*** Opening of Task data ***

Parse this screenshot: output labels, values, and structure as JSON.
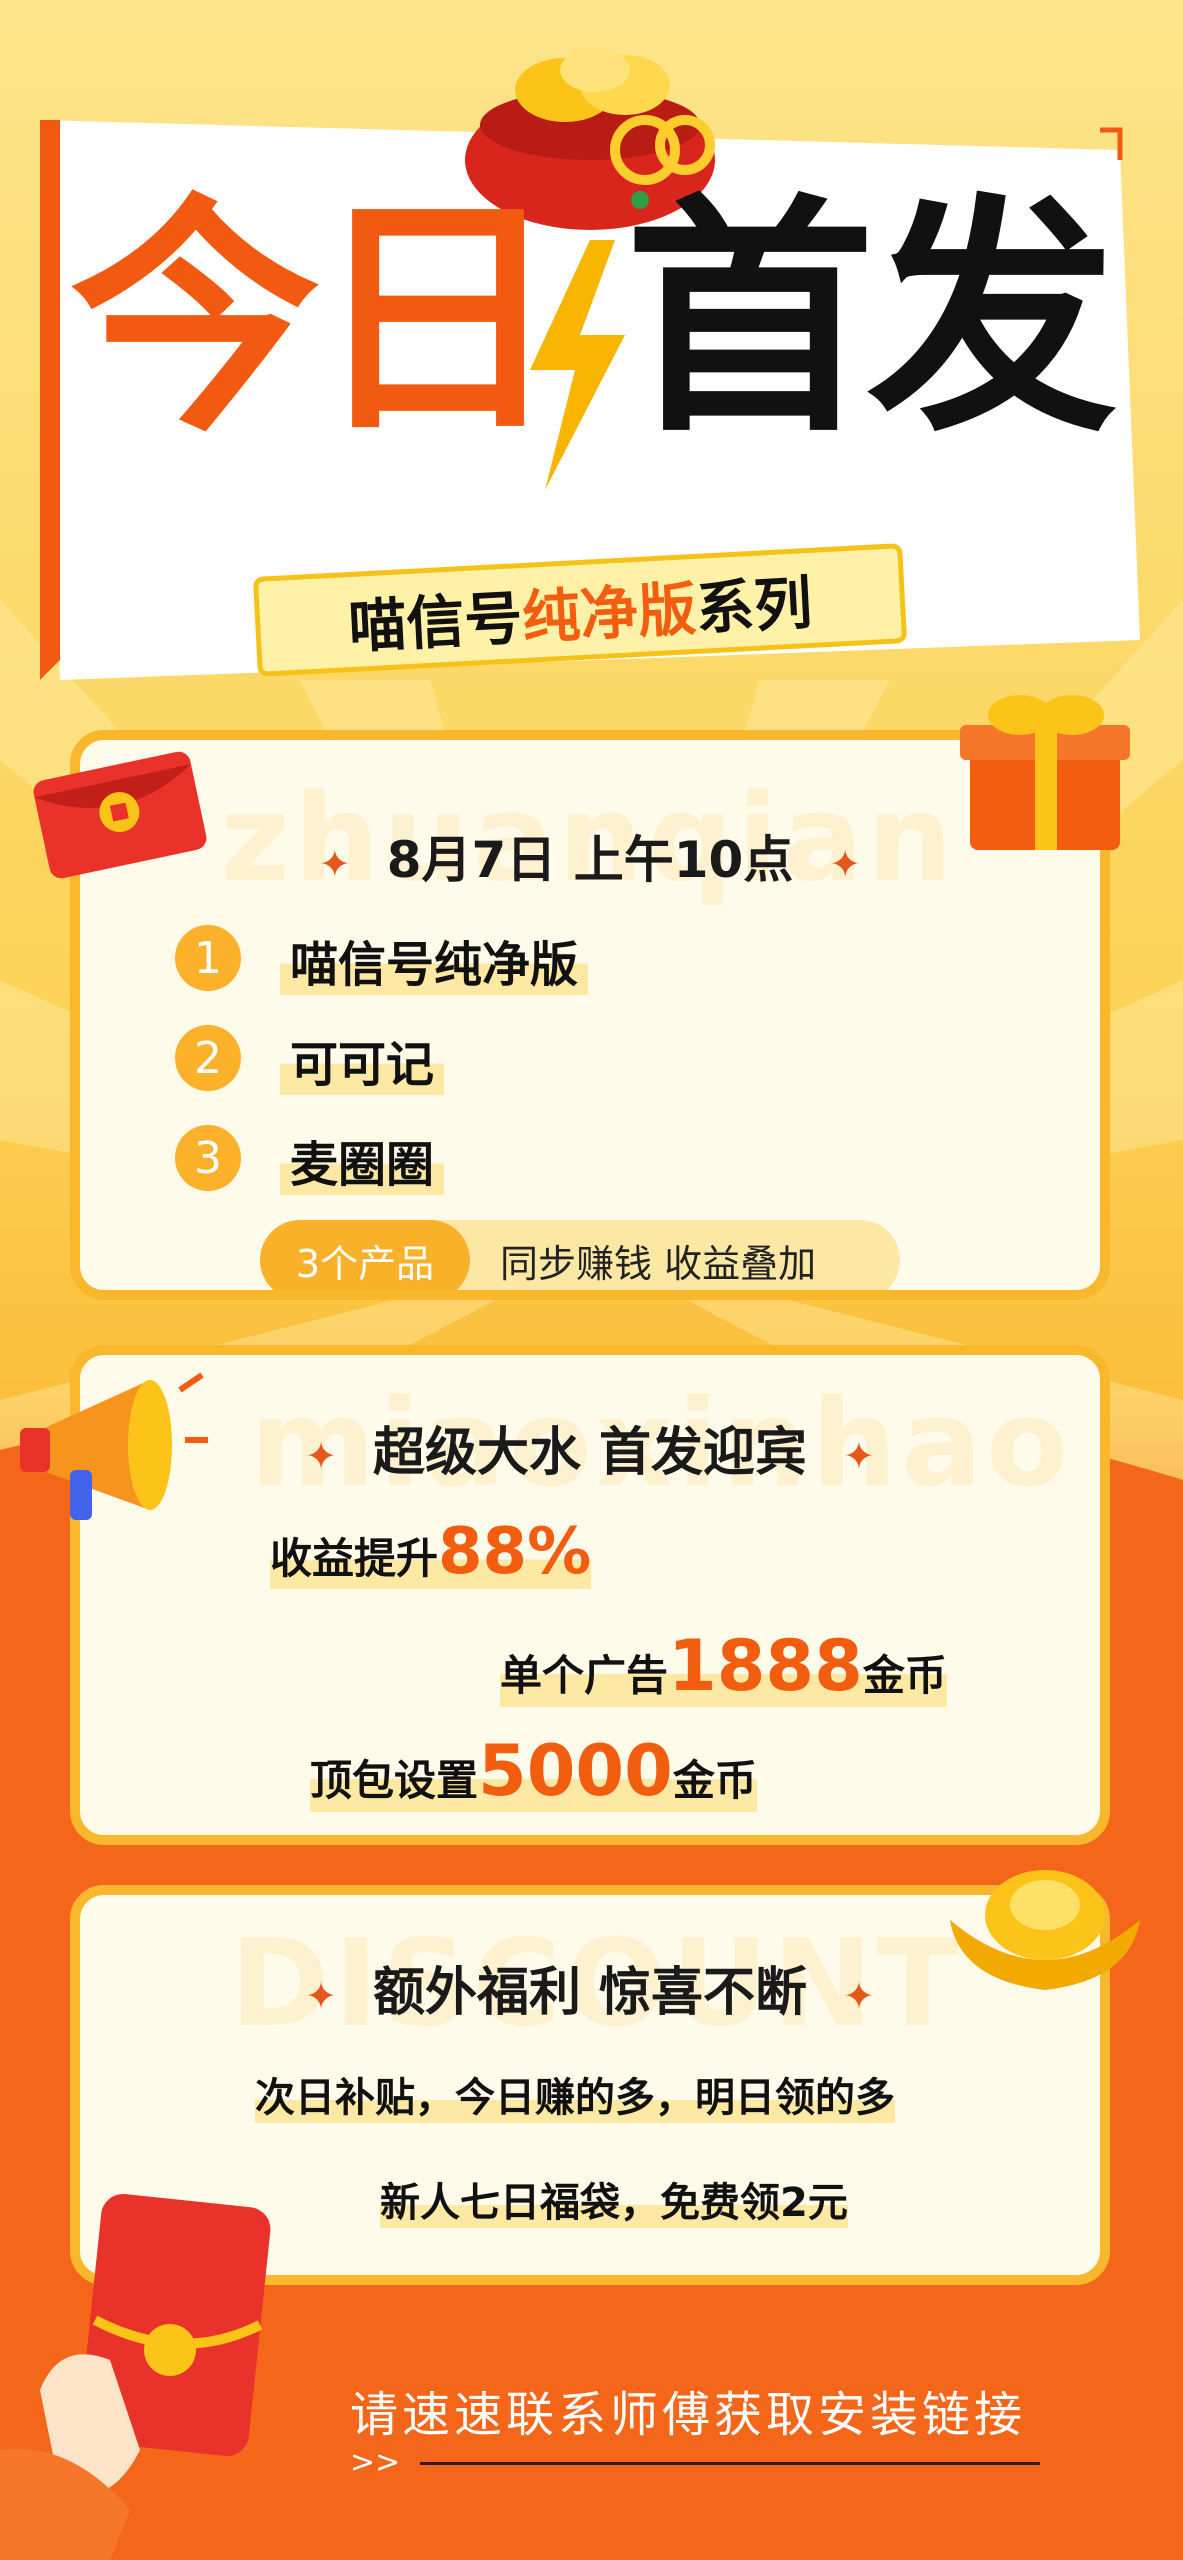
{
  "header": {
    "headline_part1": "今日",
    "headline_part2": "首发",
    "subtitle_a": "喵信号",
    "subtitle_b": "纯净版",
    "subtitle_c": "系列"
  },
  "card1": {
    "watermark": "zhuanqian",
    "title": "8月7日 上午10点",
    "items": [
      {
        "num": "1",
        "label": "喵信号纯净版"
      },
      {
        "num": "2",
        "label": "可可记"
      },
      {
        "num": "3",
        "label": "麦圈圈"
      }
    ],
    "pill_tag": "3个产品",
    "pill_text": "同步赚钱  收益叠加"
  },
  "card2": {
    "watermark": "miaoxinhao",
    "title": "超级大水 首发迎宾",
    "line1_prefix": "收益提升",
    "line1_value": "88%",
    "line2_prefix": "单个广告",
    "line2_value": "1888",
    "line2_suffix": "金币",
    "line3_prefix": "顶包设置",
    "line3_value": "5000",
    "line3_suffix": "金币"
  },
  "card3": {
    "watermark": "DISCOUNT",
    "title": "额外福利 惊喜不断",
    "line1": "次日补贴，今日赚的多，明日领的多",
    "line2": "新人七日福袋，免费领2元"
  },
  "footer": {
    "cta": "请速速联系师傅获取安装链接",
    "arrow": ">>"
  },
  "colors": {
    "accent_orange": "#f25d10",
    "card_border": "#f9b72c",
    "card_bg": "#fffbea"
  },
  "icons": [
    "lucky-bag-icon",
    "lightning-icon",
    "red-envelope-icon",
    "gift-box-icon",
    "megaphone-icon",
    "gold-ingot-icon",
    "hand-red-envelope-icon",
    "sparkle-icon"
  ]
}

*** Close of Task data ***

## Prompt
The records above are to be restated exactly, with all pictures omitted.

## Task response
Parse this screenshot: output labels, values, and structure as JSON.
{
  "header": {
    "headline_part1": "今日",
    "headline_part2": "首发",
    "subtitle_a": "喵信号",
    "subtitle_b": "纯净版",
    "subtitle_c": "系列"
  },
  "card1": {
    "watermark": "zhuanqian",
    "title": "8月7日 上午10点",
    "items": [
      {
        "num": "1",
        "label": "喵信号纯净版"
      },
      {
        "num": "2",
        "label": "可可记"
      },
      {
        "num": "3",
        "label": "麦圈圈"
      }
    ],
    "pill_tag": "3个产品",
    "pill_text": "同步赚钱  收益叠加"
  },
  "card2": {
    "watermark": "miaoxinhao",
    "title": "超级大水 首发迎宾",
    "line1_prefix": "收益提升",
    "line1_value": "88%",
    "line2_prefix": "单个广告",
    "line2_value": "1888",
    "line2_suffix": "金币",
    "line3_prefix": "顶包设置",
    "line3_value": "5000",
    "line3_suffix": "金币"
  },
  "card3": {
    "watermark": "DISCOUNT",
    "title": "额外福利 惊喜不断",
    "line1": "次日补贴，今日赚的多，明日领的多",
    "line2": "新人七日福袋，免费领2元"
  },
  "footer": {
    "cta": "请速速联系师傅获取安装链接",
    "arrow": ">>"
  },
  "colors": {
    "accent_orange": "#f25d10",
    "card_border": "#f9b72c",
    "card_bg": "#fffbea"
  },
  "icons": [
    "lucky-bag-icon",
    "lightning-icon",
    "red-envelope-icon",
    "gift-box-icon",
    "megaphone-icon",
    "gold-ingot-icon",
    "hand-red-envelope-icon",
    "sparkle-icon"
  ]
}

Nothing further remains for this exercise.